◆ **DATA FOR REVIEW**:
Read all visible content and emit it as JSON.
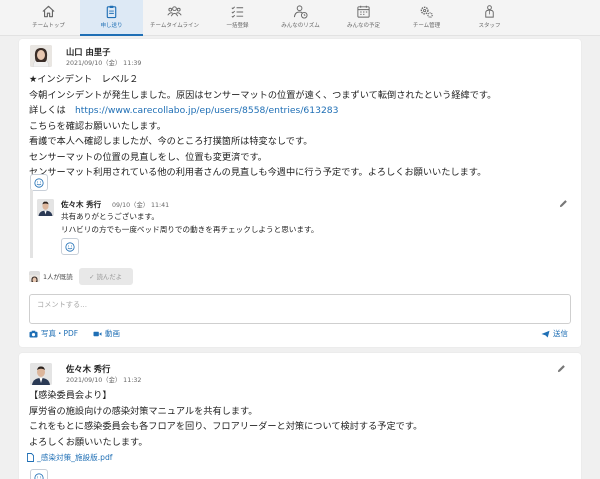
{
  "nav": {
    "items": [
      {
        "label": "チームトップ",
        "icon": "home-icon"
      },
      {
        "label": "申し送り",
        "icon": "clipboard-icon",
        "active": true
      },
      {
        "label": "チームタイムライン",
        "icon": "team-icon"
      },
      {
        "label": "一括登録",
        "icon": "checklist-icon"
      },
      {
        "label": "みんなのリズム",
        "icon": "user-clock-icon"
      },
      {
        "label": "みんなの予定",
        "icon": "calendar-icon"
      },
      {
        "label": "チーム管理",
        "icon": "gears-icon"
      },
      {
        "label": "スタッフ",
        "icon": "staff-icon"
      }
    ],
    "active_color": "#1f6fb5"
  },
  "post1": {
    "author": "山口 由里子",
    "timestamp": "2021/09/10（金） 11:39",
    "lines": [
      "★インシデント　レベル２",
      "今朝インシデントが発生しました。原因はセンサーマットの位置が遠く、つまずいて転倒されたという経緯です。",
      "詳しくは",
      "こちらを確認お願いいたします。",
      "看護で本人へ確認しましたが、今のところ打撲箇所は特変なしです。",
      "センサーマットの位置の見直しをし、位置も変更済です。",
      "センサーマット利用されている他の利用者さんの見直しも今週中に行う予定です。よろしくお願いいたします。"
    ],
    "link": "https://www.carecollabo.jp/ep/users/8558/entries/613283",
    "reply": {
      "author": "佐々木 秀行",
      "timestamp": "09/10（金） 11:41",
      "lines": [
        "共有ありがとうございます。",
        "リハビリの方でも一度ベッド周りでの動きを再チェックしようと思います。"
      ]
    },
    "readers_text": "1人が既読",
    "read_button": "✓ 読んだよ",
    "comment_placeholder": "コメントする...",
    "attach_photo": "写真・PDF",
    "attach_video": "動画",
    "send": "送信"
  },
  "post2": {
    "author": "佐々木 秀行",
    "timestamp": "2021/09/10（金） 11:32",
    "lines": [
      "【感染委員会より】",
      "厚労省の施設向けの感染対策マニュアルを共有します。",
      "これをもとに感染委員会も各フロアを回り、フロアリーダーと対策について検討する予定です。",
      "よろしくお願いいたします。"
    ],
    "file": "_感染対策_施設版.pdf"
  }
}
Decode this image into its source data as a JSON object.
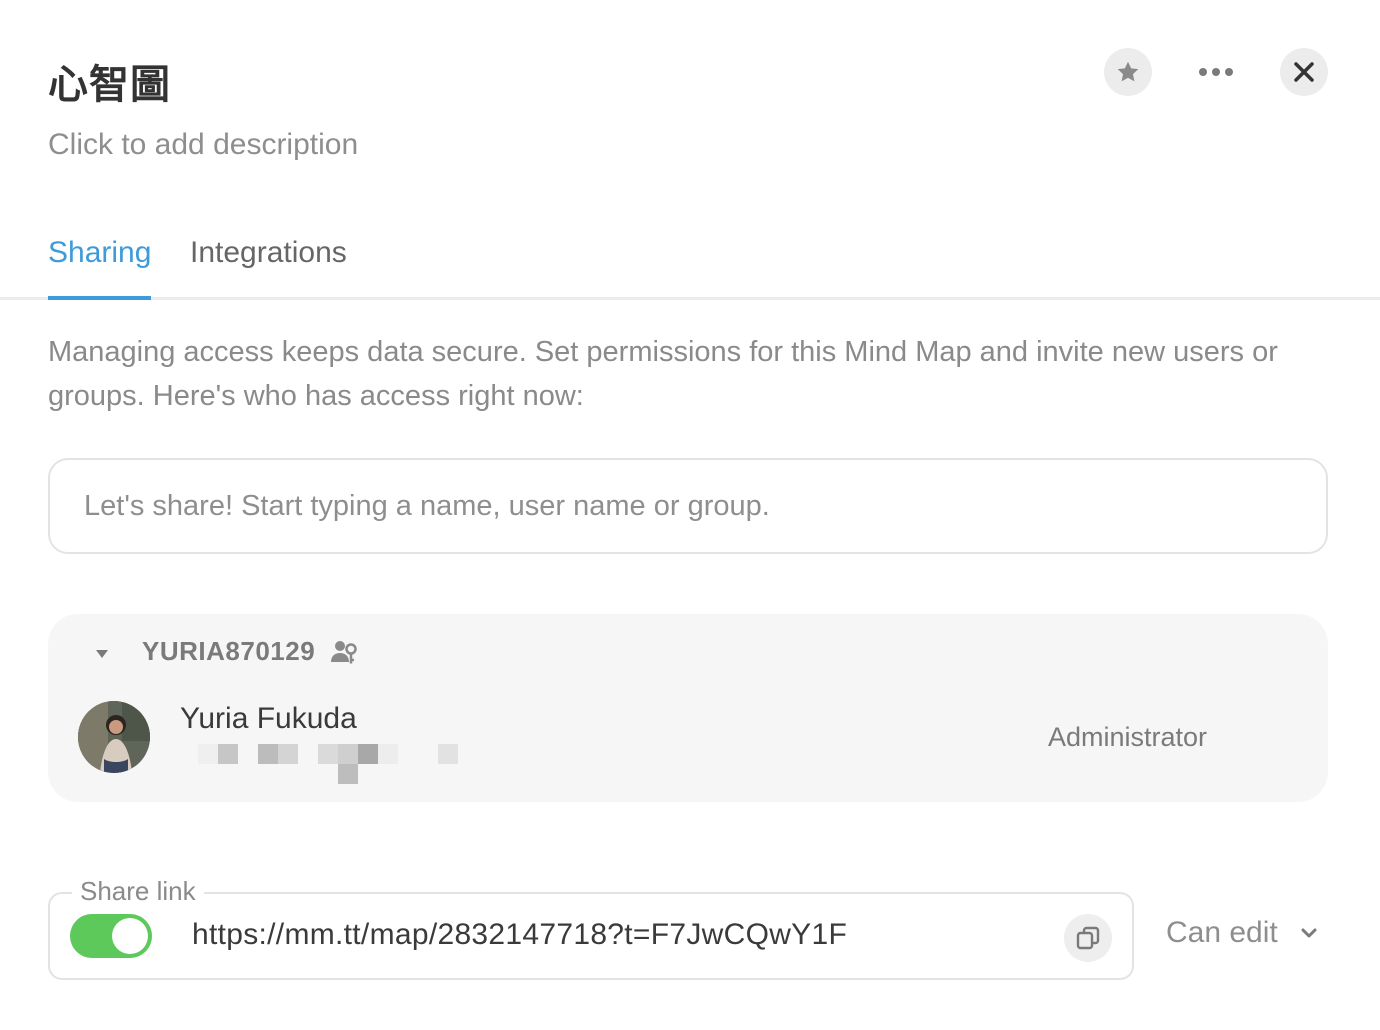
{
  "header": {
    "title": "心智圖",
    "description_placeholder": "Click to add description"
  },
  "tabs": [
    {
      "label": "Sharing",
      "active": true
    },
    {
      "label": "Integrations",
      "active": false
    }
  ],
  "sharing": {
    "info_text": "Managing access keeps data secure. Set permissions for this Mind Map and invite new users or groups. Here's who has access right now:",
    "search_placeholder": "Let's share! Start typing a name, user name or group.",
    "group": {
      "name": "YURIA870129",
      "members": [
        {
          "name": "Yuria Fukuda",
          "role": "Administrator"
        }
      ]
    },
    "share_link": {
      "legend": "Share link",
      "enabled": true,
      "url": "https://mm.tt/map/2832147718?t=F7JwCQwY1F",
      "permission": "Can edit"
    }
  },
  "colors": {
    "accent": "#3d9bdb",
    "toggle_on": "#5cc95a"
  }
}
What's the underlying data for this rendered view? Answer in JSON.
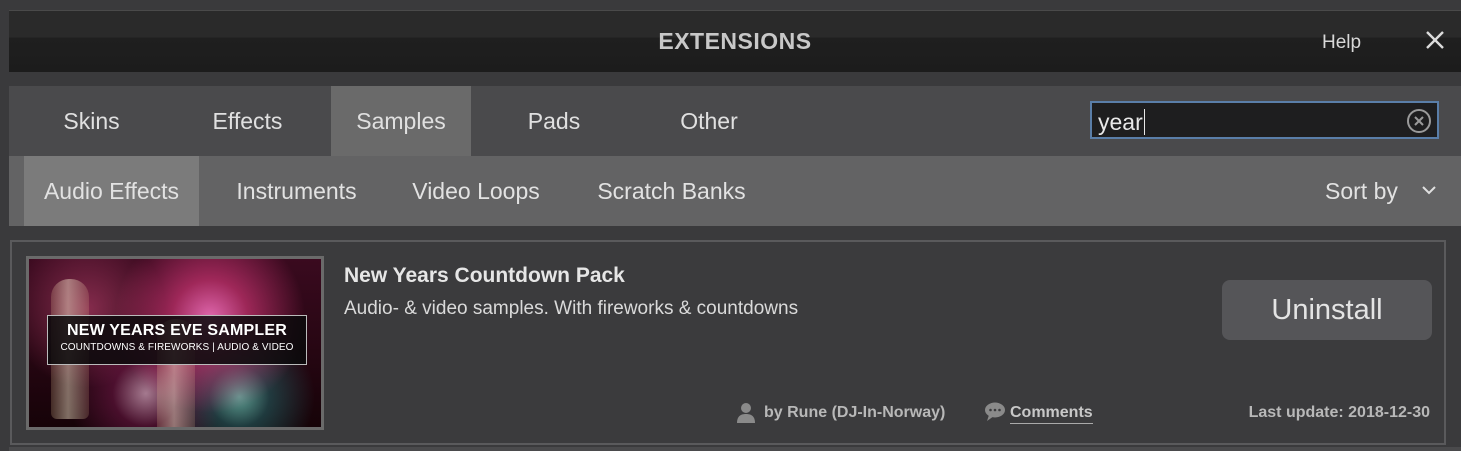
{
  "window": {
    "title": "EXTENSIONS",
    "help_label": "Help",
    "close_icon": "close-icon"
  },
  "tabs": [
    {
      "label": "Skins",
      "active": false
    },
    {
      "label": "Effects",
      "active": false
    },
    {
      "label": "Samples",
      "active": true
    },
    {
      "label": "Pads",
      "active": false
    },
    {
      "label": "Other",
      "active": false
    }
  ],
  "search": {
    "value": "year",
    "clear_icon": "clear-circle-icon"
  },
  "subtabs": [
    {
      "label": "Audio Effects",
      "active": true
    },
    {
      "label": "Instruments",
      "active": false
    },
    {
      "label": "Video Loops",
      "active": false
    },
    {
      "label": "Scratch Banks",
      "active": false
    }
  ],
  "sort": {
    "label": "Sort by",
    "icon": "chevron-down-icon"
  },
  "items": [
    {
      "thumbnail": {
        "line1": "NEW YEARS EVE SAMPLER",
        "line2": "COUNTDOWNS & FIREWORKS | AUDIO & VIDEO"
      },
      "title": "New Years Countdown Pack",
      "description": "Audio- & video samples. With fireworks & countdowns",
      "action_label": "Uninstall",
      "author": "by Rune (DJ-In-Norway)",
      "comments_label": "Comments",
      "last_update": "Last update: 2018-12-30"
    }
  ],
  "colors": {
    "accent_border": "#5a7ea8",
    "active_tab": "#6a6a6a",
    "active_subtab": "#7b7b7b"
  }
}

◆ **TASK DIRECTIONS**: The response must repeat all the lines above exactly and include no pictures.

◆ **ANSWER**:
Read all visible content and emit it as JSON.
{
  "nav": {
    "items": [
      {
        "label": "チームトップ",
        "icon": "home-icon"
      },
      {
        "label": "申し送り",
        "icon": "clipboard-icon",
        "active": true
      },
      {
        "label": "チームタイムライン",
        "icon": "team-icon"
      },
      {
        "label": "一括登録",
        "icon": "checklist-icon"
      },
      {
        "label": "みんなのリズム",
        "icon": "user-clock-icon"
      },
      {
        "label": "みんなの予定",
        "icon": "calendar-icon"
      },
      {
        "label": "チーム管理",
        "icon": "gears-icon"
      },
      {
        "label": "スタッフ",
        "icon": "staff-icon"
      }
    ],
    "active_color": "#1f6fb5"
  },
  "post1": {
    "author": "山口 由里子",
    "timestamp": "2021/09/10（金） 11:39",
    "lines": [
      "★インシデント　レベル２",
      "今朝インシデントが発生しました。原因はセンサーマットの位置が遠く、つまずいて転倒されたという経緯です。",
      "詳しくは",
      "こちらを確認お願いいたします。",
      "看護で本人へ確認しましたが、今のところ打撲箇所は特変なしです。",
      "センサーマットの位置の見直しをし、位置も変更済です。",
      "センサーマット利用されている他の利用者さんの見直しも今週中に行う予定です。よろしくお願いいたします。"
    ],
    "link": "https://www.carecollabo.jp/ep/users/8558/entries/613283",
    "reply": {
      "author": "佐々木 秀行",
      "timestamp": "09/10（金） 11:41",
      "lines": [
        "共有ありがとうございます。",
        "リハビリの方でも一度ベッド周りでの動きを再チェックしようと思います。"
      ]
    },
    "readers_text": "1人が既読",
    "read_button": "✓ 読んだよ",
    "comment_placeholder": "コメントする...",
    "attach_photo": "写真・PDF",
    "attach_video": "動画",
    "send": "送信"
  },
  "post2": {
    "author": "佐々木 秀行",
    "timestamp": "2021/09/10（金） 11:32",
    "lines": [
      "【感染委員会より】",
      "厚労省の施設向けの感染対策マニュアルを共有します。",
      "これをもとに感染委員会も各フロアを回り、フロアリーダーと対策について検討する予定です。",
      "よろしくお願いいたします。"
    ],
    "file": "_感染対策_施設版.pdf"
  }
}
Decode this image into its source data as a JSON object.
{
  "header": {
    "title": "心智圖",
    "description_placeholder": "Click to add description"
  },
  "tabs": [
    {
      "label": "Sharing",
      "active": true
    },
    {
      "label": "Integrations",
      "active": false
    }
  ],
  "sharing": {
    "info_text": "Managing access keeps data secure. Set permissions for this Mind Map and invite new users or groups. Here's who has access right now:",
    "search_placeholder": "Let's share! Start typing a name, user name or group.",
    "group": {
      "name": "YURIA870129",
      "members": [
        {
          "name": "Yuria Fukuda",
          "role": "Administrator"
        }
      ]
    },
    "share_link": {
      "legend": "Share link",
      "enabled": true,
      "url": "https://mm.tt/map/2832147718?t=F7JwCQwY1F",
      "permission": "Can edit"
    }
  },
  "colors": {
    "accent": "#3d9bdb",
    "toggle_on": "#5cc95a"
  }
}
What's the underlying data for this rendered view? Answer in JSON.
{
  "window": {
    "title": "EXTENSIONS",
    "help_label": "Help",
    "close_icon": "close-icon"
  },
  "tabs": [
    {
      "label": "Skins",
      "active": false
    },
    {
      "label": "Effects",
      "active": false
    },
    {
      "label": "Samples",
      "active": true
    },
    {
      "label": "Pads",
      "active": false
    },
    {
      "label": "Other",
      "active": false
    }
  ],
  "search": {
    "value": "year",
    "clear_icon": "clear-circle-icon"
  },
  "subtabs": [
    {
      "label": "Audio Effects",
      "active": true
    },
    {
      "label": "Instruments",
      "active": false
    },
    {
      "label": "Video Loops",
      "active": false
    },
    {
      "label": "Scratch Banks",
      "active": false
    }
  ],
  "sort": {
    "label": "Sort by",
    "icon": "chevron-down-icon"
  },
  "items": [
    {
      "thumbnail": {
        "line1": "NEW YEARS EVE SAMPLER",
        "line2": "COUNTDOWNS & FIREWORKS | AUDIO & VIDEO"
      },
      "title": "New Years Countdown Pack",
      "description": "Audio- & video samples. With fireworks & countdowns",
      "action_label": "Uninstall",
      "author": "by Rune (DJ-In-Norway)",
      "comments_label": "Comments",
      "last_update": "Last update: 2018-12-30"
    }
  ],
  "colors": {
    "accent_border": "#5a7ea8",
    "active_tab": "#6a6a6a",
    "active_subtab": "#7b7b7b"
  }
}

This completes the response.